Your answer should be every line of the records that contains the word "Management", copied as it stands.

-- DATA EXCERPTS follows --

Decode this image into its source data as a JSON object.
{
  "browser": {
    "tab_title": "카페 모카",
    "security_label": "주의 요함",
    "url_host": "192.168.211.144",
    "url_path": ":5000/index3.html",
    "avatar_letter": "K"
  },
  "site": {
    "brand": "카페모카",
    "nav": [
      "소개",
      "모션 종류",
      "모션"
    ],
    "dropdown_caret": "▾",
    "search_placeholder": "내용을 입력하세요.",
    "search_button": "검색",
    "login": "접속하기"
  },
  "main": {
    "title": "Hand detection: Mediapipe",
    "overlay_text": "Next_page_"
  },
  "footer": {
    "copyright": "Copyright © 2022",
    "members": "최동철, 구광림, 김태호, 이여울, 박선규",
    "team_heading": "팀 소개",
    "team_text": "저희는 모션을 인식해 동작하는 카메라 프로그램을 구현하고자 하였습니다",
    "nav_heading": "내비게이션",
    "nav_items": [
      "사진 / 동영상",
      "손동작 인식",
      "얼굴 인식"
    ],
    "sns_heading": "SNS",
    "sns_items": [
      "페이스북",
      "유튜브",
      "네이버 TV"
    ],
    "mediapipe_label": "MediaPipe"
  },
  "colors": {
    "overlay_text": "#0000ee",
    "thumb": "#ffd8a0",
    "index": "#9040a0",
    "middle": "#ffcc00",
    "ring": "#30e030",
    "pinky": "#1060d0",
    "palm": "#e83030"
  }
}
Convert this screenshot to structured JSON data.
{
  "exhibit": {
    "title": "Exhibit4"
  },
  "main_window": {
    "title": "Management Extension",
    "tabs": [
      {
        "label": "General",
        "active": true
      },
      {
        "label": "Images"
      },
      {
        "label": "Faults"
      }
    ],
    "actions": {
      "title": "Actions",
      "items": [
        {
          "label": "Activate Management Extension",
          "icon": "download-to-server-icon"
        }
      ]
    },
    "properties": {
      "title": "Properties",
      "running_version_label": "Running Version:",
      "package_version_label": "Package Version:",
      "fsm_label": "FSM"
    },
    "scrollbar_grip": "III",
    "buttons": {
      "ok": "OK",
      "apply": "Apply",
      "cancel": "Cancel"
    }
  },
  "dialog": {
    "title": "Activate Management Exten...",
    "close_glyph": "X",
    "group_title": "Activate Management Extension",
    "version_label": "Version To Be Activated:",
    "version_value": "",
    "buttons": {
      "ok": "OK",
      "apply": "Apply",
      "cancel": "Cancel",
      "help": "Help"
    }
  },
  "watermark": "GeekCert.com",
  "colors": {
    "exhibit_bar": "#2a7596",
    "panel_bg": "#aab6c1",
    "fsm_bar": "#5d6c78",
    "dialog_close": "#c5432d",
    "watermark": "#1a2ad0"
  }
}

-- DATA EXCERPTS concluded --
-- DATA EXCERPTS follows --

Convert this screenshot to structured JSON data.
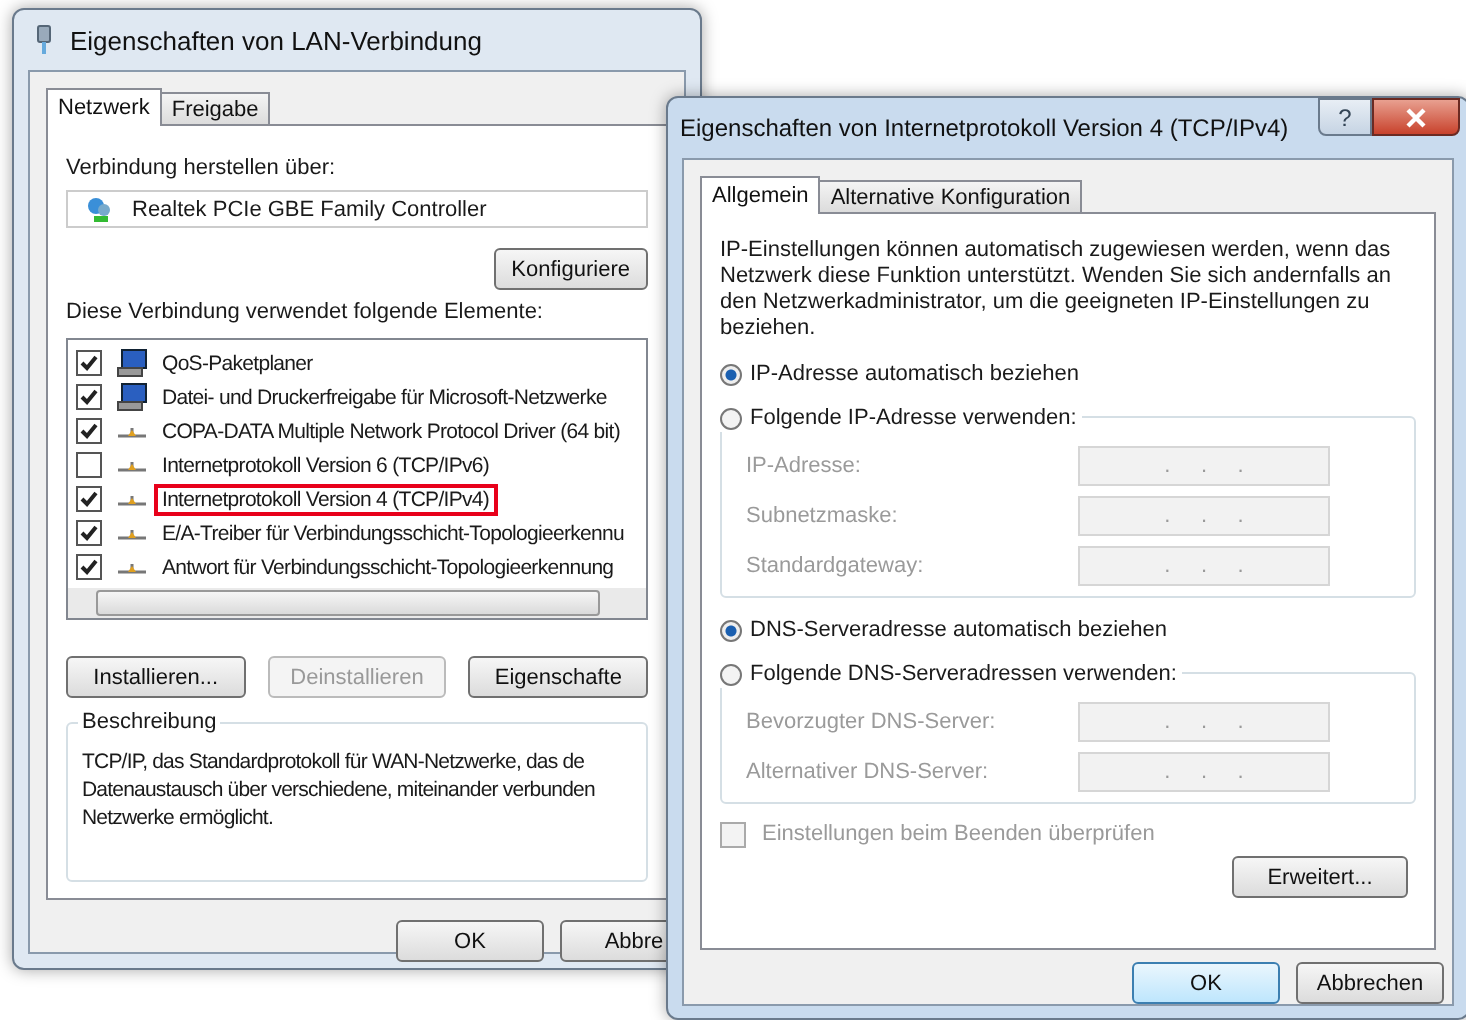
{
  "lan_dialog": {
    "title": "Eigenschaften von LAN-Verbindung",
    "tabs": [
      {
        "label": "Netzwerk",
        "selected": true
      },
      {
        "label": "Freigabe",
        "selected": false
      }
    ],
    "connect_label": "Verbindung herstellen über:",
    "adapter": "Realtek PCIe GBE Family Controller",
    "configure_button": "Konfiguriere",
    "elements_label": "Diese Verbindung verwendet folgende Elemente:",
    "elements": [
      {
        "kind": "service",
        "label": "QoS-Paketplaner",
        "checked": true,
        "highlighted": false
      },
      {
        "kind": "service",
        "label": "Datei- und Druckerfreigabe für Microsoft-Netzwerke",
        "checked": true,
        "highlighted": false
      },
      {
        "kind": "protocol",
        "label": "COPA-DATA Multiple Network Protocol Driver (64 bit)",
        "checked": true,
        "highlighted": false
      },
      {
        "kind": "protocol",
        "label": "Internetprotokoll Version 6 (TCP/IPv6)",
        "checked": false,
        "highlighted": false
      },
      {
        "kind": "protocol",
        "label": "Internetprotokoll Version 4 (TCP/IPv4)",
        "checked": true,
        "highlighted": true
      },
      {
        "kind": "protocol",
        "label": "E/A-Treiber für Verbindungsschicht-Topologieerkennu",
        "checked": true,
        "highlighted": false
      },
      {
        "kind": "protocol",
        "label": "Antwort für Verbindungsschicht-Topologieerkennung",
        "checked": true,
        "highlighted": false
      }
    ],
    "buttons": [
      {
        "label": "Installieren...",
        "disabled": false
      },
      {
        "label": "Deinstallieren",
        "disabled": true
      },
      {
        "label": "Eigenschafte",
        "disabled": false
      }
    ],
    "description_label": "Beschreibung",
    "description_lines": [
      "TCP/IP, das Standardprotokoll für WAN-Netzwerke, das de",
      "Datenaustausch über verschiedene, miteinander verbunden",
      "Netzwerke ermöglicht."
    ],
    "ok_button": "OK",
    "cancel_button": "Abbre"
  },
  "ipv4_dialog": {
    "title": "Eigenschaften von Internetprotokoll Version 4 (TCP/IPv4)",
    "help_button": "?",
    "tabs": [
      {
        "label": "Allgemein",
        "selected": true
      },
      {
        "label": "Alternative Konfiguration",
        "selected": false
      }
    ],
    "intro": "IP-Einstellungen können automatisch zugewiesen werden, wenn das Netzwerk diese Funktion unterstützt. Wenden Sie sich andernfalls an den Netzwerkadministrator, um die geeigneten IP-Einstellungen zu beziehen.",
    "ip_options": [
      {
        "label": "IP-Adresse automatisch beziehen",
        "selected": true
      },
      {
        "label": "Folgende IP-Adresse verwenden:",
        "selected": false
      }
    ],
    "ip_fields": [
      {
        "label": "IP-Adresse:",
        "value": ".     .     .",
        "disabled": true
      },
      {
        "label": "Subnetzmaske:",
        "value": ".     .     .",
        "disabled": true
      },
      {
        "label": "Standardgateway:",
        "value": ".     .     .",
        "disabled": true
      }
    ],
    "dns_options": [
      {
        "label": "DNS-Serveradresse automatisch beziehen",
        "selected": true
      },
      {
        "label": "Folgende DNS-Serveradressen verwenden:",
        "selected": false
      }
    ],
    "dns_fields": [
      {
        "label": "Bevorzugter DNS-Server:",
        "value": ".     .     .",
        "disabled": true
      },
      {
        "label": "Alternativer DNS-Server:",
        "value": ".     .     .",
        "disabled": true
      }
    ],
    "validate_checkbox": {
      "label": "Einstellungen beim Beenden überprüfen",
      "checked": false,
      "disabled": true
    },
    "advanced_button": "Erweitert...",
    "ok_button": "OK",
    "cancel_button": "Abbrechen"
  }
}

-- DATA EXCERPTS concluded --

→ ANSWER:
    "title": "Management Extension",
          "label": "Activate Management Extension",
    "title": "Activate Management Exten...",
    "group_title": "Activate Management Extension",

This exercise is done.